March 14, 2015 (KHARTOUM) – The Sudanese president Omer Hassan al-Bashir has described the Berlin Declaration signed by the political and armed opposition groups as a “failure” considering it “as if it had not taken place”.
President Omer al-Bashir speaks to the press in Khartoum on 30 November 2014 (SUNA)
During the last week of February, the “Sudan Call” forces, including the Natioal Consensus Forces (NCF), the rebel umbrella Sudanese Revolutionary Forces (SRF), National Umma Party (NUP) and civil society groups announced readiness to participate in a meeting with the Sudanese government to discuss requirements and procedures of the national dialogue.
The meeting which was sponsored by the German government also decided that the SRF and NUP will represent the “Sudan Call” forces, stressing that no dialogue can be held before implementing the confidence building measures provided in the African Union roadmap to facilitate the internal political process.
The Sudanese president told al-Ray al-Aam newspaper on Saturday they believe that “Berlin’s meeting was a failure and has not achieved the objectives sought by the Germans themselves and hence as if it had not taken place”.
He added the German government made efforts to support Sudan and help resolve its problems, pointing they held the Berlin meeting to achieve three goals including recognition of the legitimacy of the government by the opposition, participation of the opposition in the national dialogue and not to postpone the elections.
Bashir launched the national dialogue initiative a year ago in which he urged opposition parties and rebels alike to join the dialogue table to discuss all the pressing issues.

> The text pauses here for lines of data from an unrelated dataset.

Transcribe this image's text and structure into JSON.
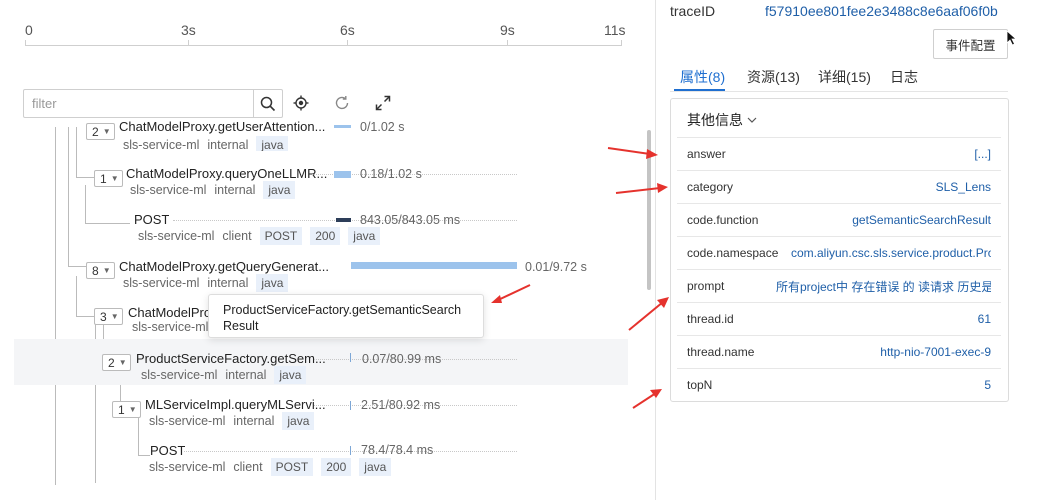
{
  "timeline": {
    "ticks": [
      "0",
      "3s",
      "6s",
      "9s",
      "11s"
    ]
  },
  "toolbar": {
    "filter_placeholder": "filter"
  },
  "spans": [
    {
      "count": "2",
      "name": "ChatModelProxy.getUserAttention...",
      "service": "sls-service-ml",
      "kind": "internal",
      "tags": [
        "java"
      ],
      "time": "0/1.02 s"
    },
    {
      "count": "1",
      "name": "ChatModelProxy.queryOneLLMR...",
      "service": "sls-service-ml",
      "kind": "internal",
      "tags": [
        "java"
      ],
      "time": "0.18/1.02 s"
    },
    {
      "count": "",
      "name": "POST",
      "service": "sls-service-ml",
      "kind": "client",
      "tags": [
        "POST",
        "200",
        "java"
      ],
      "time": "843.05/843.05 ms"
    },
    {
      "count": "8",
      "name": "ChatModelProxy.getQueryGenerat...",
      "service": "sls-service-ml",
      "kind": "internal",
      "tags": [
        "java"
      ],
      "time": "0.01/9.72 s"
    },
    {
      "count": "3",
      "name": "ChatModelProxy...",
      "service": "sls-service-ml",
      "kind": "internal",
      "tags": [
        "java"
      ],
      "time": ""
    },
    {
      "count": "2",
      "name": "ProductServiceFactory.getSem...",
      "service": "sls-service-ml",
      "kind": "internal",
      "tags": [
        "java"
      ],
      "time": "0.07/80.99 ms"
    },
    {
      "count": "1",
      "name": "MLServiceImpl.queryMLServi...",
      "service": "sls-service-ml",
      "kind": "internal",
      "tags": [
        "java"
      ],
      "time": "2.51/80.92 ms"
    },
    {
      "count": "",
      "name": "POST",
      "service": "sls-service-ml",
      "kind": "client",
      "tags": [
        "POST",
        "200",
        "java"
      ],
      "time": "78.4/78.4 ms"
    }
  ],
  "tooltip": {
    "text": "ProductServiceFactory.getSemanticSearchResult"
  },
  "detail": {
    "trace_label": "traceID",
    "trace_id": "f57910ee801fee2e3488c8e6aaf06f0b",
    "event_button": "事件配置",
    "tabs": [
      "属性(8)",
      "资源(13)",
      "详细(15)",
      "日志"
    ],
    "section_title": "其他信息",
    "attributes": [
      {
        "key": "answer",
        "value": "[...]"
      },
      {
        "key": "category",
        "value": "SLS_Lens"
      },
      {
        "key": "code.function",
        "value": "getSemanticSearchResult"
      },
      {
        "key": "code.namespace",
        "value": "com.aliyun.csc.sls.service.product.Pro"
      },
      {
        "key": "prompt",
        "value": "所有project中 存在错误 的 读请求 历史是什么?"
      },
      {
        "key": "thread.id",
        "value": "61"
      },
      {
        "key": "thread.name",
        "value": "http-nio-7001-exec-9"
      },
      {
        "key": "topN",
        "value": "5"
      }
    ]
  },
  "colors": {
    "accent": "#1f6fd0",
    "link": "#1f5fa8",
    "bar": "#9cc3ec",
    "annotation_arrow": "#e5322d"
  }
}
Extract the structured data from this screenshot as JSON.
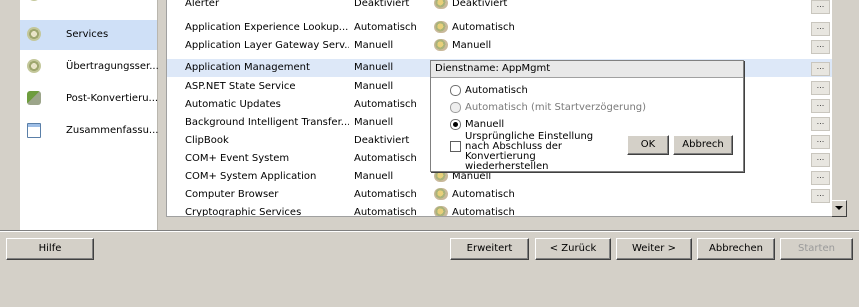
{
  "sidebar": {
    "items": [
      {
        "label": "",
        "icon": "gear-icon"
      },
      {
        "label": "Services",
        "icon": "gear-icon",
        "selected": true
      },
      {
        "label": "Übertragungsser...",
        "icon": "gear-icon"
      },
      {
        "label": "Post-Konvertieru...",
        "icon": "recycle-icon"
      },
      {
        "label": "Zusammenfassu...",
        "icon": "document-icon"
      }
    ]
  },
  "services": {
    "rows": [
      {
        "name": "Alerter",
        "startup": "Deaktiviert",
        "status": "Deaktiviert"
      },
      {
        "name": "Application Experience Lookup...",
        "startup": "Automatisch",
        "status": "Automatisch"
      },
      {
        "name": "Application Layer Gateway Serv...",
        "startup": "Manuell",
        "status": "Manuell"
      },
      {
        "name": "Application Management",
        "startup": "Manuell",
        "status": "",
        "selected": true
      },
      {
        "name": "ASP.NET State Service",
        "startup": "Manuell",
        "status": ""
      },
      {
        "name": "Automatic Updates",
        "startup": "Automatisch",
        "status": ""
      },
      {
        "name": "Background Intelligent Transfer...",
        "startup": "Manuell",
        "status": ""
      },
      {
        "name": "ClipBook",
        "startup": "Deaktiviert",
        "status": ""
      },
      {
        "name": "COM+ Event System",
        "startup": "Automatisch",
        "status": ""
      },
      {
        "name": "COM+ System Application",
        "startup": "Manuell",
        "status": "Manuell"
      },
      {
        "name": "Computer Browser",
        "startup": "Automatisch",
        "status": "Automatisch"
      },
      {
        "name": "Cryptographic Services",
        "startup": "Automatisch",
        "status": "Automatisch"
      }
    ],
    "dots_label": "..."
  },
  "popup": {
    "title": "Dienstname: AppMgmt",
    "options": [
      {
        "label": "Automatisch",
        "checked": false,
        "disabled": false
      },
      {
        "label": "Automatisch (mit Startverzögerung)",
        "checked": false,
        "disabled": true
      },
      {
        "label": "Manuell",
        "checked": true,
        "disabled": false
      }
    ],
    "checkbox_label": "Ursprüngliche Einstellung nach Abschluss der Konvertierung wiederherstellen",
    "ok_label": "OK",
    "cancel_label": "Abbrech"
  },
  "footer": {
    "help_label": "Hilfe",
    "advanced_label": "Erweitert",
    "back_label": "< Zurück",
    "next_label": "Weiter >",
    "cancel_label": "Abbrechen",
    "start_label": "Starten"
  }
}
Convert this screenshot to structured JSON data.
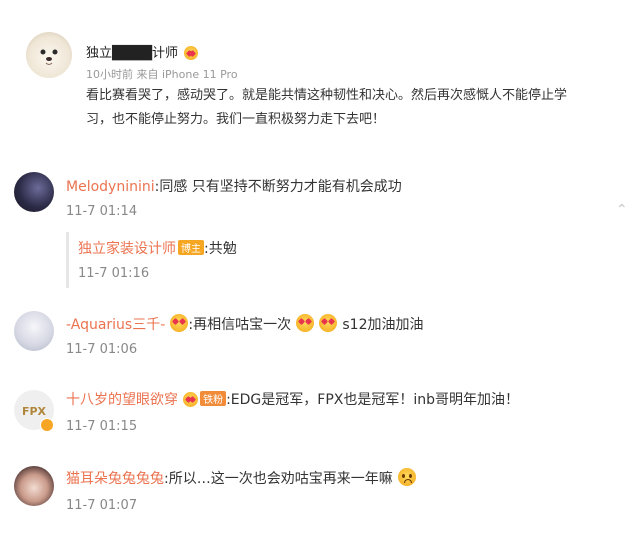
{
  "post": {
    "author": "独立████计师",
    "meta": "10小时前  来自 iPhone 11 Pro",
    "text_line1": "看比赛看哭了，感动哭了。就是能共情这种韧性和决心。然后再次感慨人不能停止学",
    "text_line2": "习，也不能停止努力。我们一直积极努力走下去吧！"
  },
  "comments": [
    {
      "name": "Melodyninini",
      "text": ":同感 只有坚持不断努力才能有机会成功",
      "time": "11-7 01:14",
      "reply": {
        "name": "独立家装设计师",
        "badge": "博主",
        "text": ":共勉",
        "time": "11-7 01:16"
      }
    },
    {
      "name": "-Aquarius三千-",
      "text_part1": ":再相信咕宝一次",
      "text_part2": "s12加油加油",
      "time": "11-7 01:06"
    },
    {
      "name": "十八岁的望眼欲穿",
      "badge": "铁粉",
      "text": ":EDG是冠军，FPX也是冠军！inb哥明年加油！",
      "time": "11-7 01:15"
    },
    {
      "name": "猫耳朵兔兔兔兔",
      "text": ":所以…这一次也会劝咕宝再来一年嘛",
      "time": "11-7 01:07"
    }
  ],
  "icons": {
    "post_author_badge": "heart-emoji-icon",
    "love_emoji": "heart-eyes-emoji-icon",
    "pleading_emoji": "pleading-face-emoji-icon",
    "fan_badge": "iron-fan-badge-icon",
    "verified": "verified-badge-icon",
    "scroll_hint": "scroll-indicator-icon"
  },
  "colors": {
    "username": "#eb7350",
    "blogger_badge": "#f5a623",
    "fan_badge": "#f08c3a"
  },
  "ui": {
    "scroll_mark": "⌃"
  }
}
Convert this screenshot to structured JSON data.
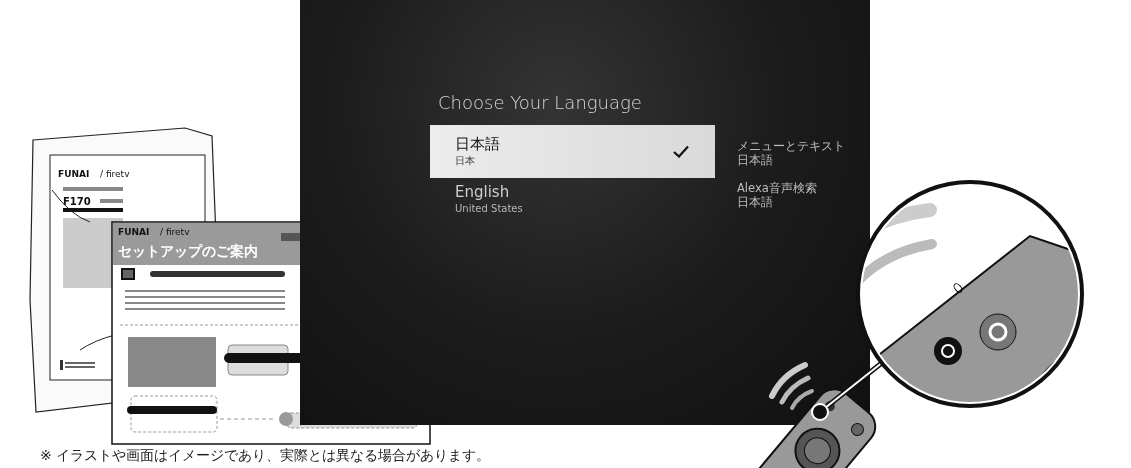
{
  "screen": {
    "title": "Choose Your Language",
    "languages": [
      {
        "name": "日本語",
        "region": "日本",
        "selected": true
      },
      {
        "name": "English",
        "region": "United States",
        "selected": false
      }
    ],
    "settings": [
      {
        "label": "メニューとテキスト",
        "value": "日本語"
      },
      {
        "label": "Alexa音声検索",
        "value": "日本語"
      }
    ]
  },
  "manuals": [
    {
      "kind": "guide",
      "brand": "FUNAI",
      "logo": "/ firetv",
      "model": "F170"
    },
    {
      "kind": "setup",
      "brand": "FUNAI",
      "logo": "/ firetv",
      "title": "セットアップのご案内"
    }
  ],
  "note": "※ イラストや画面はイメージであり、実際とは異なる場合があります。"
}
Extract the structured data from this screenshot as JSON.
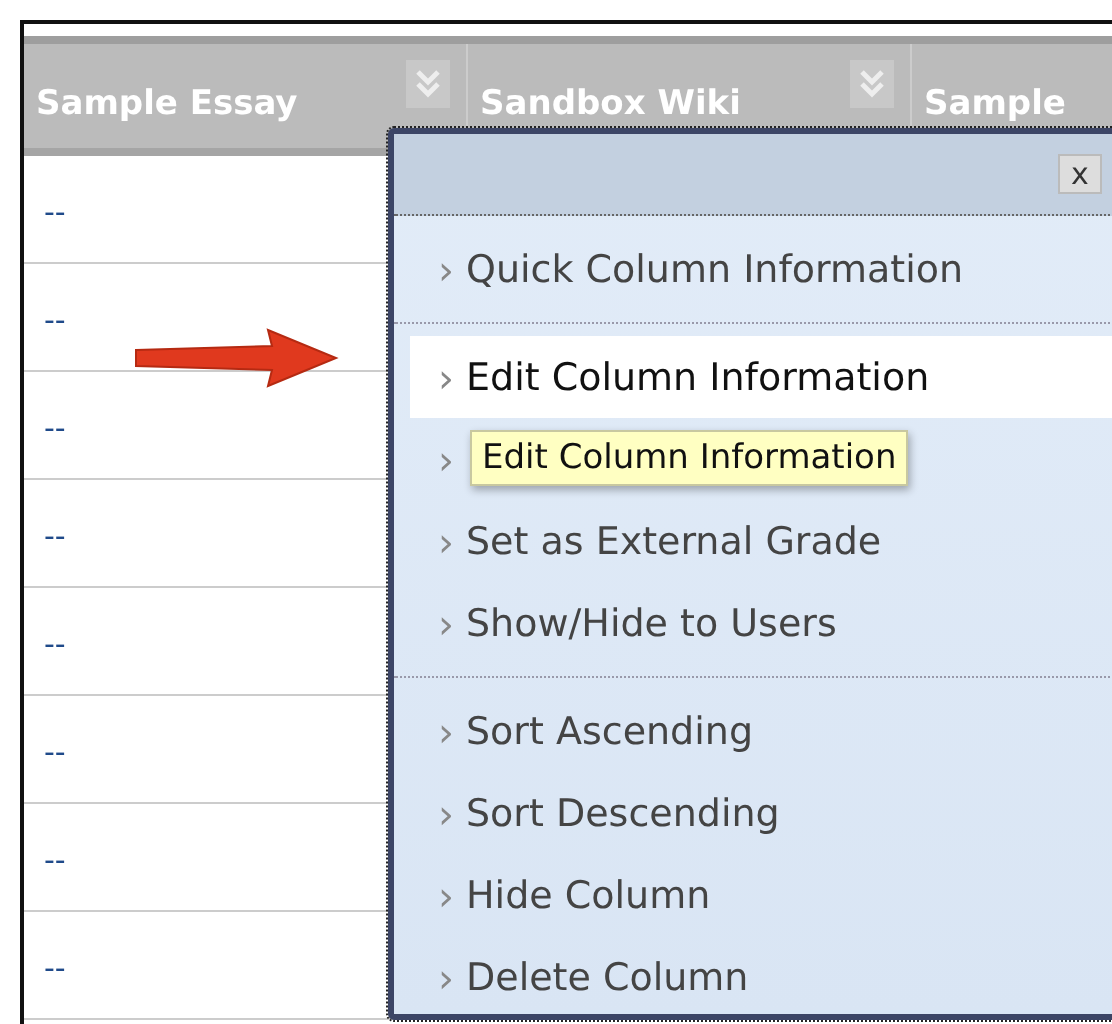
{
  "columns": [
    {
      "title": "Sample Essay",
      "menu_button": true
    },
    {
      "title": "Sandbox Wiki",
      "menu_button": true
    },
    {
      "title": "Sample "
    }
  ],
  "rows": [
    [
      "--"
    ],
    [
      "--"
    ],
    [
      "--"
    ],
    [
      "--"
    ],
    [
      "--"
    ],
    [
      "--"
    ],
    [
      "--"
    ],
    [
      "--"
    ]
  ],
  "menu": {
    "close": "x",
    "groups": [
      [
        {
          "label": "Quick Column Information",
          "selected": false
        }
      ],
      [
        {
          "label": "Edit Column Information",
          "selected": true
        },
        {
          "chevron": "›"
        },
        {
          "label": "Set as External Grade",
          "selected": false
        },
        {
          "label": "Show/Hide to Users",
          "selected": false
        }
      ],
      [
        {
          "label": "Sort Ascending",
          "selected": false
        },
        {
          "label": "Sort Descending",
          "selected": false
        },
        {
          "label": "Hide Column",
          "selected": false
        },
        {
          "label": "Delete Column",
          "selected": false
        }
      ]
    ]
  },
  "tooltip": "Edit Column Information",
  "chevron": "›"
}
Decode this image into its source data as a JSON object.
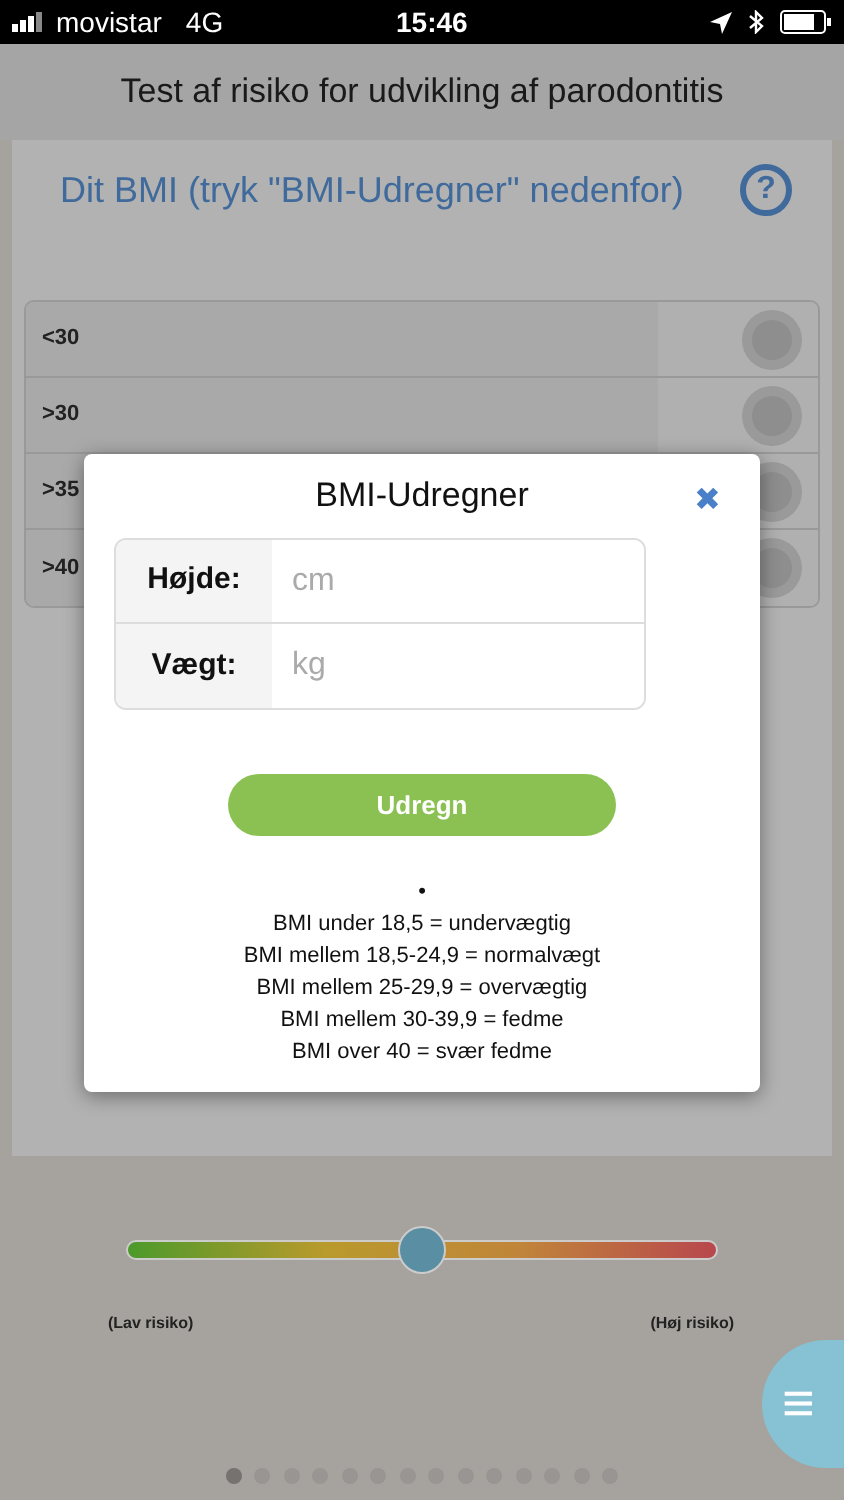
{
  "status_bar": {
    "carrier": "movistar",
    "network": "4G",
    "time": "15:46"
  },
  "header": {
    "title": "Test af risiko for udvikling af parodontitis"
  },
  "question": {
    "title": "Dit BMI (tryk \"BMI-Udregner\" nedenfor)",
    "help": "?"
  },
  "options": [
    {
      "label": "<30",
      "selected": false
    },
    {
      "label": ">30",
      "selected": false
    },
    {
      "label": ">35",
      "selected": false
    },
    {
      "label": ">40",
      "selected": false
    }
  ],
  "modal": {
    "title": "BMI-Udregner",
    "close": "✖",
    "fields": [
      {
        "label": "Højde:",
        "placeholder": "cm"
      },
      {
        "label": "Vægt:",
        "placeholder": "kg"
      }
    ],
    "button": "Udregn",
    "mark": "•",
    "notes": [
      "BMI under 18,5 = undervægtig",
      "BMI mellem 18,5-24,9 = normalvægt",
      "BMI mellem 25-29,9 = overvægtig",
      "BMI mellem 30-39,9 = fedme",
      "BMI over 40 = svær fedme"
    ]
  },
  "risk_slider": {
    "level": 0.5,
    "low_label": "(Lav risiko)",
    "high_label": "(Høj risiko)"
  },
  "menu_button": "≡",
  "pages": [
    {
      "selected": true
    },
    {
      "selected": false
    },
    {
      "selected": false
    },
    {
      "selected": false
    },
    {
      "selected": false
    },
    {
      "selected": false
    },
    {
      "selected": false
    },
    {
      "selected": false
    },
    {
      "selected": false
    },
    {
      "selected": false
    },
    {
      "selected": false
    },
    {
      "selected": false
    },
    {
      "selected": false
    },
    {
      "selected": false
    }
  ]
}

But the initiative faced serious setbacks after the government refusal to create suitable atmosphere by releasing political prisoners, ensuring freedoms, and postponement of elections.
The NUP led by al-Sadiq al-Mahdi withdrew from the process in protest of al-Mahdi’s arrest last May.
Later on, several political parties including the Reform Now Movement (RNM) led by Ghazi Salah al-Din and the Just Peace Forum (JPF) led by al-Tayeb Mustafa and the Alliance of the Peoples’ Working Forces (APWF) announced they had decided to suspend participation in the national dialogue until the requirements of a conducive environment are met.
However, the African Unity and the international community taught that the dialogue process can lead to end war and achieve a comprehensive political solution including all the political and military opposition forces.
This inclusive approach is seen better that separate peace agreement.
Bashir pointed they urged the German government to bring the opposition forces together, and underscored that the Sudanese Communist Party (SCP) will not accept any understandings leading to recognising legitimacy of his government and will seek to abort the preparatory meeting.
He commended the late leader of the SCP, Mohamed Ibrahim Nugud, praising his Sudanism, patriotism and tolerance.
Bashir said he enjoyed his discussions with Nugud, pointing the latter “differs from the rest of communists”.
The Sudanese president further said the late communist leader expected he would win the previous presidential elections.
Bashir’s statements come a few days after the ruling National Congress Party (NCP) officially welcomed the Berlin Declaration and said it agrees to any meetings or understandings that would lead to everyone’s participation in the national dialogue.
The president said those who launched the “Leave” campaign have been talking about regime change since 1989, pointing his government is not afraid of them because it knows their weight.
“If they had the capability [to overthrow the regime], they would have done it long time ago”, he added.
Last month, the NCF launched a campaign under the slogan “Leave” to boycott April elections and encouraged citizens to sign up.
Bashir stressed that external support for the opposition has fallen back because it failed to topple the regime, pointing it also failed to take advantage of the opportunity which loomed during the protests which followed his government’s decision to lift fuel subsidies.
“We managed to extinguish the protests within 48 hours”, he said.
Protests erupted in Sudan’s major towns in September 2013 following an announcement by the government that it was reducing subsidies on fuel and other basic commodities, leading to calls for regime change.
The security forces attacked the peaceful demonstrations where at least 200 protesters died, 15 of them children and more than 800 others have been detained.